ABOUT THIS EXERCISE: Whenever the word "Flashing" appears in a line of the data below, copy that line.

[Element data from apps and pages]

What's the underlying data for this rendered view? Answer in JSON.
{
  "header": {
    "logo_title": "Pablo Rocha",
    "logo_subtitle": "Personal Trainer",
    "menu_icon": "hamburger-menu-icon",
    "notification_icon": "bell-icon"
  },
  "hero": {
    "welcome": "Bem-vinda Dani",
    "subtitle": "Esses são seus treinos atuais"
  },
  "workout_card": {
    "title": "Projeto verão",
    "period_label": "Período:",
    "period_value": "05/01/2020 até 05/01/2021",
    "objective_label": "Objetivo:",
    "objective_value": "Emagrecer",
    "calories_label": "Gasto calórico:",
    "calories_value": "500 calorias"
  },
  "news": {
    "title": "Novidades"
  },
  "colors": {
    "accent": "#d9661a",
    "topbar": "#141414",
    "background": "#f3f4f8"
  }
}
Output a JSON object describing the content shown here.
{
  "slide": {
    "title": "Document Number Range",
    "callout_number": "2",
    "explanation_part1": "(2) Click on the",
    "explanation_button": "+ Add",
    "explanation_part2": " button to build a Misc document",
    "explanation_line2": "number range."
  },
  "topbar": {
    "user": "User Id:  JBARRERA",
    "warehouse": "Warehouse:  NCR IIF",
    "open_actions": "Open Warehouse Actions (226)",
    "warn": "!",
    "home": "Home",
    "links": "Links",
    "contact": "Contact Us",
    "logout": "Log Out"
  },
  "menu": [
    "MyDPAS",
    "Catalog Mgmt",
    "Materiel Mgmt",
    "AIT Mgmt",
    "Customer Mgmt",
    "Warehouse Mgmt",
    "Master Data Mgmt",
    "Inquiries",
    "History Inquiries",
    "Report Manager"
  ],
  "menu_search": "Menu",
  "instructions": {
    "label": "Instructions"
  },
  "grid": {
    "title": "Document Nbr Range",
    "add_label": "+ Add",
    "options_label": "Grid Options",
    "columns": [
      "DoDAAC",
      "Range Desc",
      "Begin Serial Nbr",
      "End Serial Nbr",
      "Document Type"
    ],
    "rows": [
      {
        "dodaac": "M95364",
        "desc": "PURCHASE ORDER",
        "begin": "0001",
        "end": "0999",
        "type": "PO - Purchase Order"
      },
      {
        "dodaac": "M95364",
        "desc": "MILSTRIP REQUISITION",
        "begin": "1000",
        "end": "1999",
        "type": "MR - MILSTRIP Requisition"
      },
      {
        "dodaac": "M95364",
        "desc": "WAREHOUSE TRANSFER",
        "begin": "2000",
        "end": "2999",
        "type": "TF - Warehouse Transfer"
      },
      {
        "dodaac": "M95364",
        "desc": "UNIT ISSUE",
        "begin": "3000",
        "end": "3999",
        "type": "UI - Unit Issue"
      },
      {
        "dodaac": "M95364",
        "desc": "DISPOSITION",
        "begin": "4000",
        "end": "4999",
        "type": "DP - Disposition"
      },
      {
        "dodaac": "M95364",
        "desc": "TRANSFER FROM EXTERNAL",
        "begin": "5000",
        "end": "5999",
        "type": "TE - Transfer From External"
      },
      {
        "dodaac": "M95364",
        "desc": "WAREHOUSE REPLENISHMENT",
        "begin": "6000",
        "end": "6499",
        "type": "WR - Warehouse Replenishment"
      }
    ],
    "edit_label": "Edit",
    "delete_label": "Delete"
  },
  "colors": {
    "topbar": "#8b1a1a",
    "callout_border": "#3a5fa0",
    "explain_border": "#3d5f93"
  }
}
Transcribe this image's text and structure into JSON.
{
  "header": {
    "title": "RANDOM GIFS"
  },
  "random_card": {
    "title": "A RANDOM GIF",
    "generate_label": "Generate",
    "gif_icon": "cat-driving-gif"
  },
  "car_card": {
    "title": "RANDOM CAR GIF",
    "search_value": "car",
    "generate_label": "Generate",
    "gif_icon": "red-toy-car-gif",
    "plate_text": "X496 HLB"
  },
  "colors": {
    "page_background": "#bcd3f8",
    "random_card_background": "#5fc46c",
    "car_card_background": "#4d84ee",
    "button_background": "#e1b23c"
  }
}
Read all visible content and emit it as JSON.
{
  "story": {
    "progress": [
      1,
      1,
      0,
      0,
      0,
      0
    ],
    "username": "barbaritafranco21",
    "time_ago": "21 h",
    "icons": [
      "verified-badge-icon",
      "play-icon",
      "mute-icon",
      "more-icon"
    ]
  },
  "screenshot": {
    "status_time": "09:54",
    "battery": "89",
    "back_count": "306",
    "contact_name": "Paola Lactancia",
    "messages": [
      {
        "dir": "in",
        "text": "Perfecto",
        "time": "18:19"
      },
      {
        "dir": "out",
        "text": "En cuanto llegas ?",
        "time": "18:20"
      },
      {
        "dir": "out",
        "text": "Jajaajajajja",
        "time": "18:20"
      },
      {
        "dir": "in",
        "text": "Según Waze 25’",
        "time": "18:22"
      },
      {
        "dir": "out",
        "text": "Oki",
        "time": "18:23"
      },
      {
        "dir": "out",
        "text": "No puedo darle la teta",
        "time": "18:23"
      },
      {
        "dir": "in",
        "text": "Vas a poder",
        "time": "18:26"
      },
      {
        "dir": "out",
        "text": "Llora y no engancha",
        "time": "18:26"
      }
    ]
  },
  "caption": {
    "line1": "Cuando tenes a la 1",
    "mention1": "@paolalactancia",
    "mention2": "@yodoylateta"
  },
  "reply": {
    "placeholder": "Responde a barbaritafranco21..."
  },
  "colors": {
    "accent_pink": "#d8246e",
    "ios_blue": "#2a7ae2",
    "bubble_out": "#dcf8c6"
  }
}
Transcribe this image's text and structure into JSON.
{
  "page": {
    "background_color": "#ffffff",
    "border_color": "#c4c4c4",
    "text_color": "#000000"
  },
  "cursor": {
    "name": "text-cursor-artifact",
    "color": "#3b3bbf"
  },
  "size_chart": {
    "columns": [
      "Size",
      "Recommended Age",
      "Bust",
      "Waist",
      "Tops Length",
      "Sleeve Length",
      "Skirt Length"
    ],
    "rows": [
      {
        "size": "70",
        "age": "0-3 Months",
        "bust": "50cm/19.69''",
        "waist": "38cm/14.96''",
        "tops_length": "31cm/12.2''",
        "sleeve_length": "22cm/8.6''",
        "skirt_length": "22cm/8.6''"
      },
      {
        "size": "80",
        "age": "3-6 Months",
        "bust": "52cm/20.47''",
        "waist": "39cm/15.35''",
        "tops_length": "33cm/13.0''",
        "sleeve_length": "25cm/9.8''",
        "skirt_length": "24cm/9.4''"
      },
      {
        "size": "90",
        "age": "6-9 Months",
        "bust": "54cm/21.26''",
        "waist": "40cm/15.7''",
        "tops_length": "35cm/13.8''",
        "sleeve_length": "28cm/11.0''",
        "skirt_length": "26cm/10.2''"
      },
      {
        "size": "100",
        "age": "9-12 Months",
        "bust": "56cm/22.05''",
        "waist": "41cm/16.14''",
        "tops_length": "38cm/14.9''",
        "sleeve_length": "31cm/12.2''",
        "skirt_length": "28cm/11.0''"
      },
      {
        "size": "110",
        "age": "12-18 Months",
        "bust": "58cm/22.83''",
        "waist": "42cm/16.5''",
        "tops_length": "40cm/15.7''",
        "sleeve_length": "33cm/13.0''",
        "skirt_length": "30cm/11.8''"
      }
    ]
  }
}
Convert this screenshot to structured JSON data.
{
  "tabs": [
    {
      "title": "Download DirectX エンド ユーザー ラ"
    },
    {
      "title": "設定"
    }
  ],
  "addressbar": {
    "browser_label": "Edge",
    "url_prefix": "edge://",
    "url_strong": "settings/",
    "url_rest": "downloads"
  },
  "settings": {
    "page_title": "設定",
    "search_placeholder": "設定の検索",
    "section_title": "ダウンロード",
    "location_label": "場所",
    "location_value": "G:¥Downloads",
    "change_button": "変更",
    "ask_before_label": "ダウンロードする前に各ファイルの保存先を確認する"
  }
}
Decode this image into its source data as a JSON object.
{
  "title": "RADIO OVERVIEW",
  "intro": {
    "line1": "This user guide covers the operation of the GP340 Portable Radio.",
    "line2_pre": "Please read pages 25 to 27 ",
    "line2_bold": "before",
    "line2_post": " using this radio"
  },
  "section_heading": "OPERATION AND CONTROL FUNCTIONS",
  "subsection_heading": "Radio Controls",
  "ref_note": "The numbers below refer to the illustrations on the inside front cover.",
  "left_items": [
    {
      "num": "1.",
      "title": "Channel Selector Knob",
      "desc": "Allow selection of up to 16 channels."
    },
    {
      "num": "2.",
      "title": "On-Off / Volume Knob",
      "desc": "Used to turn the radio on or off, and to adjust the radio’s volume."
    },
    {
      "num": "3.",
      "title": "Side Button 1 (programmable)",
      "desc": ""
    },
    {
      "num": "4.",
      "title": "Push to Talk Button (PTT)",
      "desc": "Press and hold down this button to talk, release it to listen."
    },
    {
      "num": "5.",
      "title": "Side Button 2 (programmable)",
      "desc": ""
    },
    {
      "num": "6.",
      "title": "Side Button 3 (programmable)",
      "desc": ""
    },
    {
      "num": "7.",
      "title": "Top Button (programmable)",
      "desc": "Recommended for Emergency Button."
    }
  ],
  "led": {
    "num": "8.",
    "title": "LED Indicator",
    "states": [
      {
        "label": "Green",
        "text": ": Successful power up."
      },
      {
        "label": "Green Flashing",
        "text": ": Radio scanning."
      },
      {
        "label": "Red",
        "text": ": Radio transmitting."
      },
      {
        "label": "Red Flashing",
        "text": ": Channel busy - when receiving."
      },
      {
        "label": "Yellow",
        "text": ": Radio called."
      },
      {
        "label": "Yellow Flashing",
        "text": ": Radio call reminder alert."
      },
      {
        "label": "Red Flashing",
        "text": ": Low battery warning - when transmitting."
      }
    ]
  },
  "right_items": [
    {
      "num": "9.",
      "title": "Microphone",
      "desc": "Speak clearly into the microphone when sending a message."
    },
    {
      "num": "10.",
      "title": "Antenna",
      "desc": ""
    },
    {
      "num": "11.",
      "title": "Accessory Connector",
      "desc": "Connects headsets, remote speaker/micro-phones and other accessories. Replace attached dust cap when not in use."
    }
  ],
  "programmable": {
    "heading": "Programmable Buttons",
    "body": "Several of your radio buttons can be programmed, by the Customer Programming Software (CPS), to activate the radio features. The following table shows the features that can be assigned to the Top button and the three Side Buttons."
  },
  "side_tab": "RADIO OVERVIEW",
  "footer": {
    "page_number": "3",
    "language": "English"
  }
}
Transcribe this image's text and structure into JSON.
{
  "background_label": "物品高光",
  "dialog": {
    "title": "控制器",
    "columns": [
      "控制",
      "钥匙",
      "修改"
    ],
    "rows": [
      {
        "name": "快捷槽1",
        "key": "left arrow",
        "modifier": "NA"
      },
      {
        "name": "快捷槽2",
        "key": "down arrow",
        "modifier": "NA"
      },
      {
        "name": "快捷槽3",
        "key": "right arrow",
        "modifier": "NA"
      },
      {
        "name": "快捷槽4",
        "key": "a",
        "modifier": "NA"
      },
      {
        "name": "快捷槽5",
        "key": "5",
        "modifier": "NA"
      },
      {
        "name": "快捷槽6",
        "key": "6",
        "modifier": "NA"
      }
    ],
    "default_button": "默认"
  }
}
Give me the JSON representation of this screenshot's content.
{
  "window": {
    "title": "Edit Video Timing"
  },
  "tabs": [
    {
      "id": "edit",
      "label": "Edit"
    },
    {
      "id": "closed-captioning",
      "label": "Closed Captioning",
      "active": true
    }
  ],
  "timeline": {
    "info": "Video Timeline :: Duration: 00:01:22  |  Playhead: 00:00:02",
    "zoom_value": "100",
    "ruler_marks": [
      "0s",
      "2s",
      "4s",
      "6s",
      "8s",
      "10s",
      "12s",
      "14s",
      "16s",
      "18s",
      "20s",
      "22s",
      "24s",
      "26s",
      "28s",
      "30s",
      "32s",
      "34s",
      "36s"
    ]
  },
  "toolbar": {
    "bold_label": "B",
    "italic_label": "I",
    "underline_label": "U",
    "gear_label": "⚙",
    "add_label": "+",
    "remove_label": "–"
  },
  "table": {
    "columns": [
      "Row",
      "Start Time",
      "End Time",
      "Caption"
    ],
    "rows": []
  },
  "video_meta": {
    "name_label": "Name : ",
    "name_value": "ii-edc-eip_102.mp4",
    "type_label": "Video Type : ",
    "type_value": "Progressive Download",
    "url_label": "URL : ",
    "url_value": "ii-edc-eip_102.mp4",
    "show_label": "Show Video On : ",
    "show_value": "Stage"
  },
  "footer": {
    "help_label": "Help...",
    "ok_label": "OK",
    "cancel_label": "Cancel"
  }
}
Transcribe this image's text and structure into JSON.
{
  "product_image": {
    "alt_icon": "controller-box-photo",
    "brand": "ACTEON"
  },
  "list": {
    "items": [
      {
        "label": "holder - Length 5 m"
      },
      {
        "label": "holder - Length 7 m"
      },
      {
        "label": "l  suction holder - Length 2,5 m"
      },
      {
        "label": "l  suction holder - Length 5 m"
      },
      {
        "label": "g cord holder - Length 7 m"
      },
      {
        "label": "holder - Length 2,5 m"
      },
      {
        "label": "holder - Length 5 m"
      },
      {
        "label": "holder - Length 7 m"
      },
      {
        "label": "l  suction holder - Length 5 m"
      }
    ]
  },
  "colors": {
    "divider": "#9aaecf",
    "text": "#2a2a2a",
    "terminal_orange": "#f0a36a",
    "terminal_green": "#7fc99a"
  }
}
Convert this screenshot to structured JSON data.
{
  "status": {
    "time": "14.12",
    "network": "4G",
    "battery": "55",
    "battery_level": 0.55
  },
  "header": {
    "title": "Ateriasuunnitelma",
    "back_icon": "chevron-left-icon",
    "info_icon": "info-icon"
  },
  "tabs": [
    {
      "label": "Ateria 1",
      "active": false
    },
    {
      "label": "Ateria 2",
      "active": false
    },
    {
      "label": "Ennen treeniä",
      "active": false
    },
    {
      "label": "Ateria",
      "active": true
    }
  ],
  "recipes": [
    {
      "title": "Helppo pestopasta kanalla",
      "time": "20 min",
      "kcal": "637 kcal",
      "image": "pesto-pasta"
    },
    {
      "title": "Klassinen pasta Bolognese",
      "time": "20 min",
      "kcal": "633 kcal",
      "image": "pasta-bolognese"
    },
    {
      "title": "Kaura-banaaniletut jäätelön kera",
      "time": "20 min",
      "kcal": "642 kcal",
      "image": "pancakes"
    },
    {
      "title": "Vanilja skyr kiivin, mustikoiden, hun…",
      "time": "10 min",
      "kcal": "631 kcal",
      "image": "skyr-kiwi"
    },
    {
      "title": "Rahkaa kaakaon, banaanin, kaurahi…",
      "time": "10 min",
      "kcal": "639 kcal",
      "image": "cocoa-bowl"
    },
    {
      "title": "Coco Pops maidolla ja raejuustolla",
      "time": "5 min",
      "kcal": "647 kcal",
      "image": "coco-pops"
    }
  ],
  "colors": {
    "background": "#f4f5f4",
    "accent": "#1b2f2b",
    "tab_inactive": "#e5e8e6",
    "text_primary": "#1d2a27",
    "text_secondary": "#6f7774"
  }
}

SOLUTION FOR THIS EXERCISE:
        "label": "Green Flashing",
        "label": "Red Flashing",
        "label": "Yellow Flashing",
        "label": "Red Flashing",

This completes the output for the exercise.